Hubble Telescope Captures Polaris' Companion Star For The First Time

Long before the invention of the telescope revolutionized navigation, mankind was guided by the ever-present North Star, or Polaris. Now, astronomers working with NASA's Hubble Space Telescope have photographed the close companion of Polaris for the first time. Their findings were presented today at the meeting of the American Astronomical Society in Washington, D.C.

Instead of being a single, stationary point of light as it appears to the naked eye, Polaris is actually a triple star system. One of it's companion stars can be seen easily through small telescopes. But until now, the other star had never been seen.

Two factors made the close companion to Polaris, called, "Polaris Ab"so difficult to see:

  • Proximity -The companion is less than two-tenths of an arcsecond from Polaris. While that translates to 2 billion miles out in space, it is the equivalent to the apparent diameter of a quarter located 19 miles away here on Earth.
  • Brightness - "The brightness difference between the two stars made it even more difficult to resolve them," Howard Bond of the Space Telescope Science Institute said. Polaris is a supergiant, more than two thousand times brighter than our Sun. The companion is a main-sequence star.

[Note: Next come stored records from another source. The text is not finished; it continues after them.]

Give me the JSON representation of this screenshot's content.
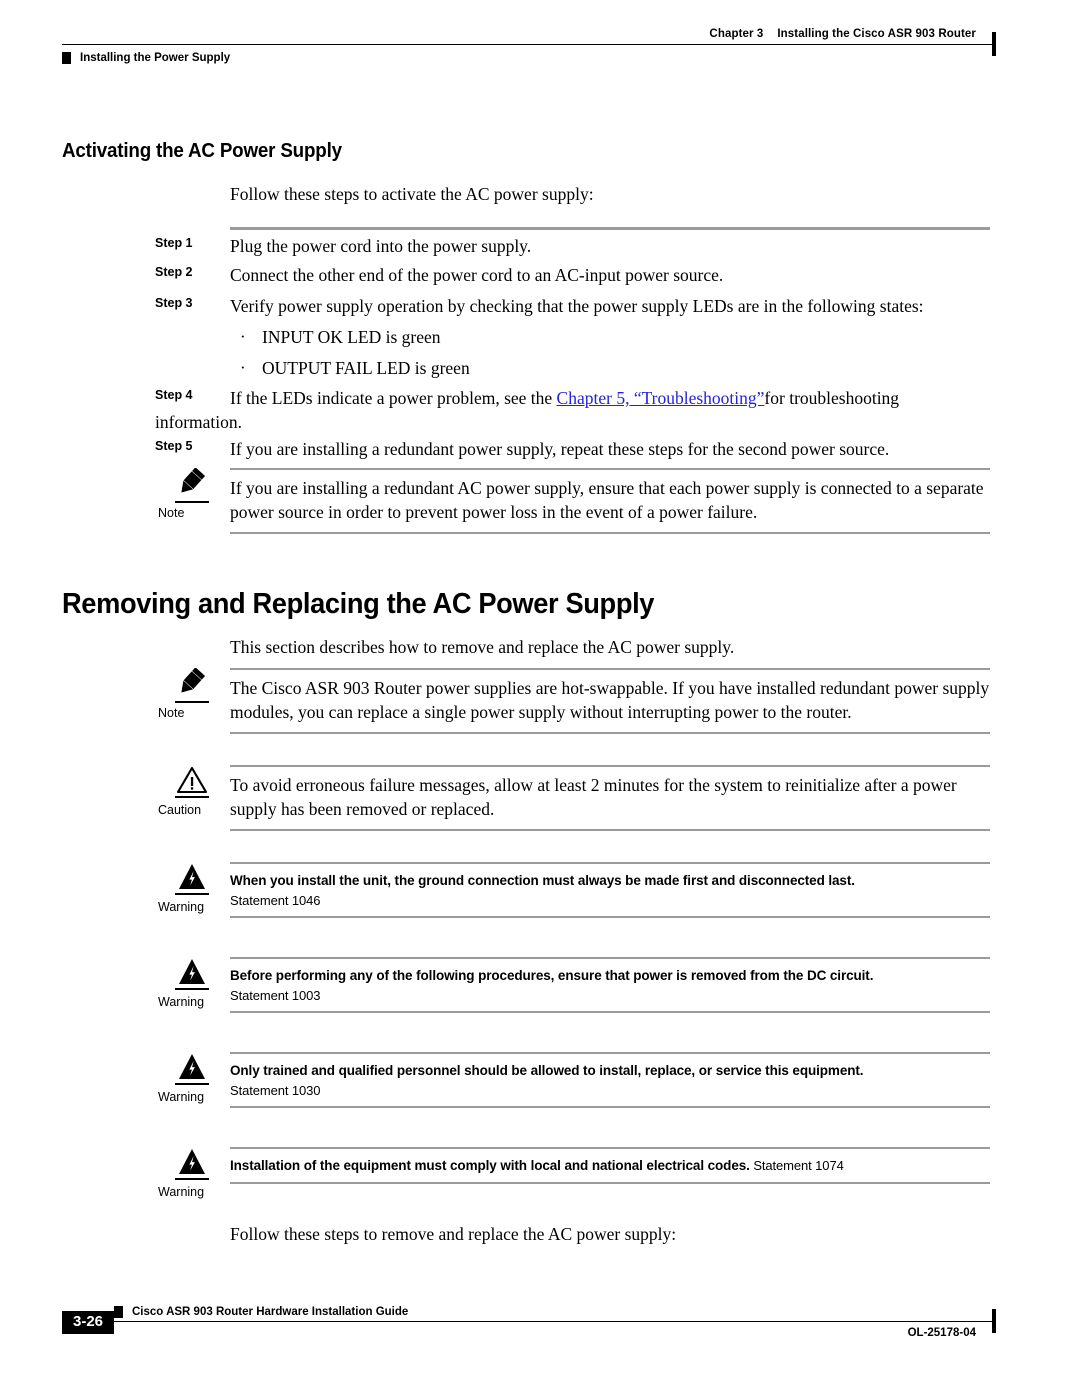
{
  "header": {
    "chapter": "Chapter 3",
    "chapter_title": "Installing the Cisco ASR 903 Router",
    "section": "Installing the Power Supply"
  },
  "section1": {
    "heading": "Activating the AC Power Supply",
    "intro": "Follow these steps to activate the AC power supply:",
    "steps": [
      {
        "label": "Step 1",
        "text": "Plug the power cord into the power supply."
      },
      {
        "label": "Step 2",
        "text": "Connect the other end of the power cord to an AC-input power source."
      },
      {
        "label": "Step 3",
        "text": "Verify power supply operation by checking that the power supply LEDs are in the following states:"
      },
      {
        "label": "Step 4",
        "text_before": "If the LEDs indicate a power problem, see the ",
        "link": "Chapter 5, “Troubleshooting”",
        "text_after": "for troubleshooting information."
      },
      {
        "label": "Step 5",
        "text": "If you are installing a redundant power supply, repeat these steps for the second power source."
      }
    ],
    "bullets": [
      {
        "dot": "·",
        "text": "INPUT OK LED is green"
      },
      {
        "dot": "·",
        "text": "OUTPUT FAIL LED is green"
      }
    ],
    "note": {
      "label": "Note",
      "icon": "pencil-icon",
      "text": "If you are installing a redundant AC power supply, ensure that each power supply is connected to a separate power source in order to prevent power loss in the event of a power failure."
    }
  },
  "section2": {
    "heading": "Removing and Replacing the AC Power Supply",
    "intro": "This section describes how to remove and replace the AC power supply.",
    "note": {
      "label": "Note",
      "icon": "pencil-icon",
      "text": "The Cisco ASR 903 Router power supplies are hot-swappable. If you have installed redundant power supply modules, you can replace a single power supply without interrupting power to the router."
    },
    "caution": {
      "label": "Caution",
      "icon": "warning-triangle-outline-icon",
      "text": "To avoid erroneous failure messages, allow at least 2 minutes for the system to reinitialize after a power supply has been removed or replaced."
    },
    "warnings": [
      {
        "label": "Warning",
        "icon": "warning-lightning-triangle-icon",
        "text": "When you install the unit, the ground connection must always be made first and disconnected last.",
        "statement": "Statement 1046",
        "statement_inline": false
      },
      {
        "label": "Warning",
        "icon": "warning-lightning-triangle-icon",
        "text": "Before performing any of the following procedures, ensure that power is removed from the DC circuit.",
        "statement": "Statement 1003",
        "statement_inline": false
      },
      {
        "label": "Warning",
        "icon": "warning-lightning-triangle-icon",
        "text": "Only trained and qualified personnel should be allowed to install, replace, or service this equipment.",
        "statement": "Statement 1030",
        "statement_inline": false
      },
      {
        "label": "Warning",
        "icon": "warning-lightning-triangle-icon",
        "text": "Installation of the equipment must comply with local and national electrical codes.",
        "statement": "Statement 1074",
        "statement_inline": true
      }
    ],
    "outro": "Follow these steps to remove and replace the AC power supply:"
  },
  "footer": {
    "guide_title": "Cisco ASR 903 Router Hardware Installation Guide",
    "page_number": "3-26",
    "doc_id": "OL-25178-04"
  },
  "colors": {
    "link": "#2222dd",
    "rule_gray": "#9a9a9a",
    "text": "#000000"
  }
}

Astronomers plan to study the Polaris system's orbits as a way of measuring their masses, one of the toughest tasks for astronomers. Such measurements may someday help measure the distances of galaxies and the expansion rate of the universe.